THE TASK: For the listing that follows, report how many lines contain the string "nuestros", giving the number alone.

PROVIDED MATERIAL:
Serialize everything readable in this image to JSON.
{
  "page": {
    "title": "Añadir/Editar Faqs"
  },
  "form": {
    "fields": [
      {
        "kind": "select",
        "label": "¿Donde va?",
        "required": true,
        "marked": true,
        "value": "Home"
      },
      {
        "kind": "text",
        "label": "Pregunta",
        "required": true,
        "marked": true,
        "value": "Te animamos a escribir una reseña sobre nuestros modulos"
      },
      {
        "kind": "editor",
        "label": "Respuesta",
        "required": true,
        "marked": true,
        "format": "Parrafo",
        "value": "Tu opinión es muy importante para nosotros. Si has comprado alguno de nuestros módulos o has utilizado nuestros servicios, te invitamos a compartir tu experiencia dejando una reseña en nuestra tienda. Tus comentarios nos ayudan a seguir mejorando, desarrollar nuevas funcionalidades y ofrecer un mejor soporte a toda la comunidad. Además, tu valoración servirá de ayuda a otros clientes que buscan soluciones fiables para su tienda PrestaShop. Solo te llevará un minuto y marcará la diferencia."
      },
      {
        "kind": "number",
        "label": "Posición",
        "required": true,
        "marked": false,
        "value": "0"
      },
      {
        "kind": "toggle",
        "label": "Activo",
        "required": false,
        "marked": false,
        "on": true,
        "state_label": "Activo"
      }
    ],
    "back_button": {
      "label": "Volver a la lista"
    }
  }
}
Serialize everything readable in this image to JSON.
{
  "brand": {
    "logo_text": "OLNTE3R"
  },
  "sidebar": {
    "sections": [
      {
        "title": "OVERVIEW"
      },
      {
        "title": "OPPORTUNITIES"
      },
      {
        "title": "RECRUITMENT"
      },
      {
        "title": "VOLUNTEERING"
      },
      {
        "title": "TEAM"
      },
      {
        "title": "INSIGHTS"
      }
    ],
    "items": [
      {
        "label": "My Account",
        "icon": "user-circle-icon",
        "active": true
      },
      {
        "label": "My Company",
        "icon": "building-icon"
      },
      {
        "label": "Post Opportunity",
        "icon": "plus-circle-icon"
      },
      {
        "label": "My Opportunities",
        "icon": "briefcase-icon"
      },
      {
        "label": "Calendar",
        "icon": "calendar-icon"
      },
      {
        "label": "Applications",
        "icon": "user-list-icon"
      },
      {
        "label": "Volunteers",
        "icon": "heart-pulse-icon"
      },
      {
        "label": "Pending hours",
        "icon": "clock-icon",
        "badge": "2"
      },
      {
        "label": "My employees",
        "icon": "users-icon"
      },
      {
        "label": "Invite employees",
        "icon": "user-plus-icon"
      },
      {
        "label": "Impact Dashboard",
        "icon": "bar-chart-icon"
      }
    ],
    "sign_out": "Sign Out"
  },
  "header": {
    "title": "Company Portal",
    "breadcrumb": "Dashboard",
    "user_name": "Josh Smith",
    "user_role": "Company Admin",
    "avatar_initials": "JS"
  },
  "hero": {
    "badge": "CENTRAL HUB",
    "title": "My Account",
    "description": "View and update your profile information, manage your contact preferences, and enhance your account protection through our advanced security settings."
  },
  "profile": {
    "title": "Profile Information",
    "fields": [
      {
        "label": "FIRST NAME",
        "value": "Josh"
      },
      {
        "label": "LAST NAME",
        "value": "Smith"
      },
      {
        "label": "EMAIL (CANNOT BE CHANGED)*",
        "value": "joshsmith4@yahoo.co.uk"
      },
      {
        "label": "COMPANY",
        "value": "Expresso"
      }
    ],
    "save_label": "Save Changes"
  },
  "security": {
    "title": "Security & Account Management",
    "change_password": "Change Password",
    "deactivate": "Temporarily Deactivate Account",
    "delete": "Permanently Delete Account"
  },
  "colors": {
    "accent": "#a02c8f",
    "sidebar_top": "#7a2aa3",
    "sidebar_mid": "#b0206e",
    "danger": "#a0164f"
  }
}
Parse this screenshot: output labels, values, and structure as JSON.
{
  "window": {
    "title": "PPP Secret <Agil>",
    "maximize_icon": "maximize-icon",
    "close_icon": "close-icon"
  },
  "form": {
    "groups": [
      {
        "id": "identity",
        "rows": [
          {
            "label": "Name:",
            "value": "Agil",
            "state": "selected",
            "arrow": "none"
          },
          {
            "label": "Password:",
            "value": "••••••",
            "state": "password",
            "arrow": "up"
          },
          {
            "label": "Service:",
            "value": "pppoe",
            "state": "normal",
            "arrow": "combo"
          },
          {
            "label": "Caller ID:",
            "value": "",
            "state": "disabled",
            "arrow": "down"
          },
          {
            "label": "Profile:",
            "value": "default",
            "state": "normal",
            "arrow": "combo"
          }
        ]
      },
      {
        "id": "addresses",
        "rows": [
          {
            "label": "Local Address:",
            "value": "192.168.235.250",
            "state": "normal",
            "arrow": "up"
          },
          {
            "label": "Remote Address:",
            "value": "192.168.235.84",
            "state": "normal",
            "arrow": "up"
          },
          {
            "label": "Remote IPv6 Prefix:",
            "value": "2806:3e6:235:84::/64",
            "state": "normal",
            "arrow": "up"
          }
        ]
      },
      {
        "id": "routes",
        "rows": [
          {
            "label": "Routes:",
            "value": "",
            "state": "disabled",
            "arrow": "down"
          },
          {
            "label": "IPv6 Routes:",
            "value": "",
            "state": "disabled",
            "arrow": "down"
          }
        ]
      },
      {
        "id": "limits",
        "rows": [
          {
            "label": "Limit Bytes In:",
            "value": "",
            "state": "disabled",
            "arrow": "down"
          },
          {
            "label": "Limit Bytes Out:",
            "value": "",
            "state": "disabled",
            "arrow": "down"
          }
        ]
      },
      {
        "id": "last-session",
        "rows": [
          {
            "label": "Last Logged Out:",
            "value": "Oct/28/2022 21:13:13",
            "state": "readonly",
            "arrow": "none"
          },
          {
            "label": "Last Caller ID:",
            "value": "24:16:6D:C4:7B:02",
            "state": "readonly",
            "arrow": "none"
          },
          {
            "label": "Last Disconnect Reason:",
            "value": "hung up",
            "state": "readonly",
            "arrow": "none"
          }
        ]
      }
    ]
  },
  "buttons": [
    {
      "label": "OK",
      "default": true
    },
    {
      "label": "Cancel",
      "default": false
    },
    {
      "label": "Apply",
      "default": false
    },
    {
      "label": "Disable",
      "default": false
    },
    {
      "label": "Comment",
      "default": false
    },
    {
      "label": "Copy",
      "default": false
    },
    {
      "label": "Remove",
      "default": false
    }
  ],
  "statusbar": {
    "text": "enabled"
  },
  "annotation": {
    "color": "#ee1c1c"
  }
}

SOLUTION BELOW: 2